Which lines below include "this"? Copy them all.

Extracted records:
↓
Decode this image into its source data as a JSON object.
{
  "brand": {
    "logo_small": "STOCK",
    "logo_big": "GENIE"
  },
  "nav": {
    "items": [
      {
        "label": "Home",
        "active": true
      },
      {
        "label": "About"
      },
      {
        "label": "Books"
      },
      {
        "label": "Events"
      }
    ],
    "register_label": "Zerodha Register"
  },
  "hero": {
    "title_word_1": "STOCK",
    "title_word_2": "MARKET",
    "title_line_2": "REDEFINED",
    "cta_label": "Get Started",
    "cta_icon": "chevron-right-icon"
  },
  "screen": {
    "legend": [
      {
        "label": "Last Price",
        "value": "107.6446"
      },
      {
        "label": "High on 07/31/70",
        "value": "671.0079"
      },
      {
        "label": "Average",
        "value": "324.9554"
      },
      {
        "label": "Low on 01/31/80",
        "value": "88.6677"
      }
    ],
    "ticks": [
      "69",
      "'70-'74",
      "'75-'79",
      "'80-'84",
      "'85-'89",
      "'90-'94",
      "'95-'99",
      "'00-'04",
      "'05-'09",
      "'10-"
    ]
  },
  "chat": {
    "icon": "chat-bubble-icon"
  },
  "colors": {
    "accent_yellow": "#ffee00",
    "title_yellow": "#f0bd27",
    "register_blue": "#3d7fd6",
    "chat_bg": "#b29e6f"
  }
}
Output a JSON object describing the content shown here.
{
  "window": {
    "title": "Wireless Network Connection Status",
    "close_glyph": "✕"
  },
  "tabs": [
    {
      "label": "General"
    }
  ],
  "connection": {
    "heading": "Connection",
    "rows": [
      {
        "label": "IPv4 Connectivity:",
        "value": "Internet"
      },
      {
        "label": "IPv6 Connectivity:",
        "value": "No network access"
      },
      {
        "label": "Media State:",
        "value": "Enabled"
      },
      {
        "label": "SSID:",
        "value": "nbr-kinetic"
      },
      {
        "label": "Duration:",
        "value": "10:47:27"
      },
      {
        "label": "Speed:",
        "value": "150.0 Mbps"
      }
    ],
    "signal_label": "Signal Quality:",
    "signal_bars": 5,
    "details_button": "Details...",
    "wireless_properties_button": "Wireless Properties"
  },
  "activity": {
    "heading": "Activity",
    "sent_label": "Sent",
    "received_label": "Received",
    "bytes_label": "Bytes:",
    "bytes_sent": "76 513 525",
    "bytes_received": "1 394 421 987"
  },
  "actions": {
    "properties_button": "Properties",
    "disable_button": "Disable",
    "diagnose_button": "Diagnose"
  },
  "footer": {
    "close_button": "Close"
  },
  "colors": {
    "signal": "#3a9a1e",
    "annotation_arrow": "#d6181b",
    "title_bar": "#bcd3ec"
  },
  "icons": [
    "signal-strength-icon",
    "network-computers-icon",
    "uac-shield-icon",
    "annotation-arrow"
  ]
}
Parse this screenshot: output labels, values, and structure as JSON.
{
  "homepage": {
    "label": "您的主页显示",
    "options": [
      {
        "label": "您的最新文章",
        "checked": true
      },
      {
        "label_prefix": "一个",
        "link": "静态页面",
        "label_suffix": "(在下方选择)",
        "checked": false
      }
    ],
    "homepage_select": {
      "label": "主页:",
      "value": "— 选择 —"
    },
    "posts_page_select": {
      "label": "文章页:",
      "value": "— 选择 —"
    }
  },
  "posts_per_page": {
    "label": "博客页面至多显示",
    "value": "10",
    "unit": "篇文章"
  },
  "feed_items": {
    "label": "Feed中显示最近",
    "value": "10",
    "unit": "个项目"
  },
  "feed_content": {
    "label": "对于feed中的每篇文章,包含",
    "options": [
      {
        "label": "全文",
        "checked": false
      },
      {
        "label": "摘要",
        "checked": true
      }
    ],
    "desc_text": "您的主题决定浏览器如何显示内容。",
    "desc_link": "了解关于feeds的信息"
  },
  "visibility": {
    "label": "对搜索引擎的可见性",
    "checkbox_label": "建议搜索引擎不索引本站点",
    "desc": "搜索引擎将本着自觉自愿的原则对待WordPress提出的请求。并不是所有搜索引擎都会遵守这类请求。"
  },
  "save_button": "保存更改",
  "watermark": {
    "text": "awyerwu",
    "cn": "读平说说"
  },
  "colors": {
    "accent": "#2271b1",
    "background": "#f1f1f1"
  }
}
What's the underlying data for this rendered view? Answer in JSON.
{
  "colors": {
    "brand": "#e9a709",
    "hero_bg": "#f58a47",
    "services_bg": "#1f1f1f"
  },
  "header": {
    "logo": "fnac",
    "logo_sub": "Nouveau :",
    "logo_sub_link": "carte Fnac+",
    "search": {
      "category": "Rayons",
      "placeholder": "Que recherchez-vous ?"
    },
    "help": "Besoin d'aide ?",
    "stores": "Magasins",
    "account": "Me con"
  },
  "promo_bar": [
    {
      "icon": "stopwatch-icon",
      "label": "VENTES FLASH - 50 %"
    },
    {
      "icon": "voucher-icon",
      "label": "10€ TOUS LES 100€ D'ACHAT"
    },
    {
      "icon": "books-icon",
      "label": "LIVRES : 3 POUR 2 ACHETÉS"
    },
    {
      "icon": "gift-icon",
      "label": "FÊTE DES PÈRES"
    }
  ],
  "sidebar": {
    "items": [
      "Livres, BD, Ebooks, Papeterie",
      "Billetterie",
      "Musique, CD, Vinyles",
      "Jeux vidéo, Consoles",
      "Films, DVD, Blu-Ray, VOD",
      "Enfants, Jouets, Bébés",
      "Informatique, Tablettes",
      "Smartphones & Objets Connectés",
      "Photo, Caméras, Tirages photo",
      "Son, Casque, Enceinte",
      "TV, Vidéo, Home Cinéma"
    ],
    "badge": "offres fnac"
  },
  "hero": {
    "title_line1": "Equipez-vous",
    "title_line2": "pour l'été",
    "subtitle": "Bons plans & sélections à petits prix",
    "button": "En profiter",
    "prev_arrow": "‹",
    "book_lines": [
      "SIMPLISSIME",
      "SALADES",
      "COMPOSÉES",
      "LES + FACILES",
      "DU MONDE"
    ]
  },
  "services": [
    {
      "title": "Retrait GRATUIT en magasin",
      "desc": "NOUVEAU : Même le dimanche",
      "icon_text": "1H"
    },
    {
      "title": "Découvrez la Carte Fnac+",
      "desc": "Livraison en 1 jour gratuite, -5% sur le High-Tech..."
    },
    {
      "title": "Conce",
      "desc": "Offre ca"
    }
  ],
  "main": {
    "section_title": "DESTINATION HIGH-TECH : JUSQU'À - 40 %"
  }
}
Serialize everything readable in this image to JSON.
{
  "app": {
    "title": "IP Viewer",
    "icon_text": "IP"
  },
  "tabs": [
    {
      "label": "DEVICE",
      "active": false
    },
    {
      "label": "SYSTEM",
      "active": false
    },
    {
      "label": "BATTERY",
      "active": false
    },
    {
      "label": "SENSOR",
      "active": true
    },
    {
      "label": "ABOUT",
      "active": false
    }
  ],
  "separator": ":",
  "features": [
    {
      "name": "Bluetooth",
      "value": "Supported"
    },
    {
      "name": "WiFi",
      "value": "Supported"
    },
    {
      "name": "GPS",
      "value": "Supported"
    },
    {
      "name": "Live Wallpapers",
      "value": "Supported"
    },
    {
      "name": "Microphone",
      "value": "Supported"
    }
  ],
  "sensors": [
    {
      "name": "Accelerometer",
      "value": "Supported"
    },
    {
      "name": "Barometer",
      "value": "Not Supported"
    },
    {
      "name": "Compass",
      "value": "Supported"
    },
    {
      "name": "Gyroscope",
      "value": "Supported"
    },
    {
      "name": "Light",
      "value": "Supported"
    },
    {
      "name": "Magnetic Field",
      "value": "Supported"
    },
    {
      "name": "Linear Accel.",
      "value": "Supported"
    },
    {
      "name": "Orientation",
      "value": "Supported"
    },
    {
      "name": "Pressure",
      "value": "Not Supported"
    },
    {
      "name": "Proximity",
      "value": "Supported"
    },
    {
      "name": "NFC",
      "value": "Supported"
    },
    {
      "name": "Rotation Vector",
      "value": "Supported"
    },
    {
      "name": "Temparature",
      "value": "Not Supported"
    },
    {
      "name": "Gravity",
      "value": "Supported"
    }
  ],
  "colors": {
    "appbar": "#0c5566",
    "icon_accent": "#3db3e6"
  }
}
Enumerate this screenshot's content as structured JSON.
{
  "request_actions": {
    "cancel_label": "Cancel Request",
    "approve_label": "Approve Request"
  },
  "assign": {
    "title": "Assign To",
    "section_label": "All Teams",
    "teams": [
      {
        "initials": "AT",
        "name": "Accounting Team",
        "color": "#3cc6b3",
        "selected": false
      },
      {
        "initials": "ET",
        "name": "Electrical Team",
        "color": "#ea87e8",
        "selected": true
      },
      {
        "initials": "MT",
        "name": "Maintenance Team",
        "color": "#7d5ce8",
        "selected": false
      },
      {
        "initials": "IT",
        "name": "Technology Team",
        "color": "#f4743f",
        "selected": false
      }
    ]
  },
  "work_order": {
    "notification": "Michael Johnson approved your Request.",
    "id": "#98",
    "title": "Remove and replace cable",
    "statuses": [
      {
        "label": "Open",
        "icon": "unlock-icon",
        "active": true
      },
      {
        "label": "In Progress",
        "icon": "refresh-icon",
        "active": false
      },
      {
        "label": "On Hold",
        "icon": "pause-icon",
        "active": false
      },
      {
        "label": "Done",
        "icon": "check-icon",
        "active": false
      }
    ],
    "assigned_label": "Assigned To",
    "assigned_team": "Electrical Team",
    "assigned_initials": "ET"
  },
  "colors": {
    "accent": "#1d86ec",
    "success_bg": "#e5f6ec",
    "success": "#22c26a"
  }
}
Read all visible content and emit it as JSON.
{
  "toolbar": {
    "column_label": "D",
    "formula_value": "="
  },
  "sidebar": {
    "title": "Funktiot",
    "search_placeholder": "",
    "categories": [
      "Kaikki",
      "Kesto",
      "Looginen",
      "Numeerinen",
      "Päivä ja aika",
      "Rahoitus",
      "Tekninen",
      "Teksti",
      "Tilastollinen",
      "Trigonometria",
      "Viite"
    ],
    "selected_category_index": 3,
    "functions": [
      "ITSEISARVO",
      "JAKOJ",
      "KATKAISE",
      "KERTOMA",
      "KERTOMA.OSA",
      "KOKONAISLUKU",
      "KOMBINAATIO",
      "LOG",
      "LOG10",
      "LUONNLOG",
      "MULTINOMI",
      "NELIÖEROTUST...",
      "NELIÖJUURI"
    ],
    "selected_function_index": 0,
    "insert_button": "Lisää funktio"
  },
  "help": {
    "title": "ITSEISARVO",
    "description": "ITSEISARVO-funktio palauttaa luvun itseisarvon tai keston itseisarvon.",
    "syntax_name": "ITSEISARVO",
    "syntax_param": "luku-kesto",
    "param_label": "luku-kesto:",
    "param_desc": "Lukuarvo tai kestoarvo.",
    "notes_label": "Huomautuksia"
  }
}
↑
_Response area:_
Decode this image into its source data as a JSON object.
Parse this screenshot: output labels, values, and structure as JSON.
What's the underlying data for this rendered view? Answer in JSON.
Serialize everything readable in this image to JSON.
Enumerate this screenshot's content as structured JSON.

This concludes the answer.